**Dataset content**.

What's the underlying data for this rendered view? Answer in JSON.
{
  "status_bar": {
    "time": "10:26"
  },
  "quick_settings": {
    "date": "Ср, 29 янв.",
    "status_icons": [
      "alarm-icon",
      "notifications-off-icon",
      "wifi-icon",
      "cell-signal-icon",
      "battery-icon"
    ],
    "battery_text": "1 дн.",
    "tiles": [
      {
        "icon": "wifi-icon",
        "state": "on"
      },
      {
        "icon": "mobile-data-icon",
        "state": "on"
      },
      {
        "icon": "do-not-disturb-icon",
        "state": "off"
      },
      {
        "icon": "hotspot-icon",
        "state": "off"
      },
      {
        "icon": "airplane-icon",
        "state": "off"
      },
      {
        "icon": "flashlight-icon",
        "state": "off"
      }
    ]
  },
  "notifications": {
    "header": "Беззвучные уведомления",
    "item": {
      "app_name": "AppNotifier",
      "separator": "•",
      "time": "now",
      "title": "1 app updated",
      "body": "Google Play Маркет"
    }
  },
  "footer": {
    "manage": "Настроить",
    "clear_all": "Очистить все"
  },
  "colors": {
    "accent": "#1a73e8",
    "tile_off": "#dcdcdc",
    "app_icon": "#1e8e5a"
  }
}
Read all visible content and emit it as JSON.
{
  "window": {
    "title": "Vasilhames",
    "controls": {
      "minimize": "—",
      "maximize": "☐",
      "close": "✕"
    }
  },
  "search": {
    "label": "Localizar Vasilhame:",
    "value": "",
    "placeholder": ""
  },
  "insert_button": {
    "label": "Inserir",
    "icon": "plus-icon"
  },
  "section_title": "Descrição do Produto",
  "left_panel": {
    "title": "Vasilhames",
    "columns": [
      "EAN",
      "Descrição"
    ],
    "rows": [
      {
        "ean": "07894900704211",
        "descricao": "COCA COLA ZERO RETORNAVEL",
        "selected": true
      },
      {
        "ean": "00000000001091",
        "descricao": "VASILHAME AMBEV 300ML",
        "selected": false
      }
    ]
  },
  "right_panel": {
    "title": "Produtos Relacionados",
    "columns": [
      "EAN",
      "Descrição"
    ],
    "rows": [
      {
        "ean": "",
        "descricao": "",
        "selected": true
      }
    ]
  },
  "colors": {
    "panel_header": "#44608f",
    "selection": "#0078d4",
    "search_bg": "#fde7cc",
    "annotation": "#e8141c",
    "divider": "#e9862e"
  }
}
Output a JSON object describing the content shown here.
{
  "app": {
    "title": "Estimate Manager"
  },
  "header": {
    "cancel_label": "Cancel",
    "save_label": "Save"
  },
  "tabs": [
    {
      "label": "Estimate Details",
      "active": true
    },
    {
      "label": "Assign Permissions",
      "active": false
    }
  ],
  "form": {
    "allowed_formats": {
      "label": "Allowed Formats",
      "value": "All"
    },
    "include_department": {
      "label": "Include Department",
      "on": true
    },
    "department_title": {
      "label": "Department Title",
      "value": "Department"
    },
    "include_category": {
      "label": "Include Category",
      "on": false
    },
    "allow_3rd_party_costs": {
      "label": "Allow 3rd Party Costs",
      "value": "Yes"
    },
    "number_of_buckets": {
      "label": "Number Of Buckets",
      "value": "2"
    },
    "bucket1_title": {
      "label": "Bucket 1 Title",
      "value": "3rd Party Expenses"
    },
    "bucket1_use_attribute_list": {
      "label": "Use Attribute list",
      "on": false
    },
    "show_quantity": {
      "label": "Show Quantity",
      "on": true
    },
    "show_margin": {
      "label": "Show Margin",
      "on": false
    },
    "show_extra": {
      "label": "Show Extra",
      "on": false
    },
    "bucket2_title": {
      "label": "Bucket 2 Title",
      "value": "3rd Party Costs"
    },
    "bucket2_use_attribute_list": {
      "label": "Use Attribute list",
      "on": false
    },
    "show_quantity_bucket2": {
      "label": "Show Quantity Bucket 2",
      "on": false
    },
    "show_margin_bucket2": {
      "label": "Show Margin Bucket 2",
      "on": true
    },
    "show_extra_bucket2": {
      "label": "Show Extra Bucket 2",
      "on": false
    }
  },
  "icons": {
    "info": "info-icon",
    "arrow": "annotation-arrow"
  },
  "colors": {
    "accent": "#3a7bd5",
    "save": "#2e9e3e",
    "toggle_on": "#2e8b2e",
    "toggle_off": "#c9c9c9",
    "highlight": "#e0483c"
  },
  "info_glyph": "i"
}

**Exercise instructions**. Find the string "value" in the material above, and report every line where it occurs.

**Task result**.
    "value": "",
      "value": "All"
      "value": "Department"
      "value": "Yes"
      "value": "2"
      "value": "3rd Party Expenses"
      "value": "3rd Party Costs"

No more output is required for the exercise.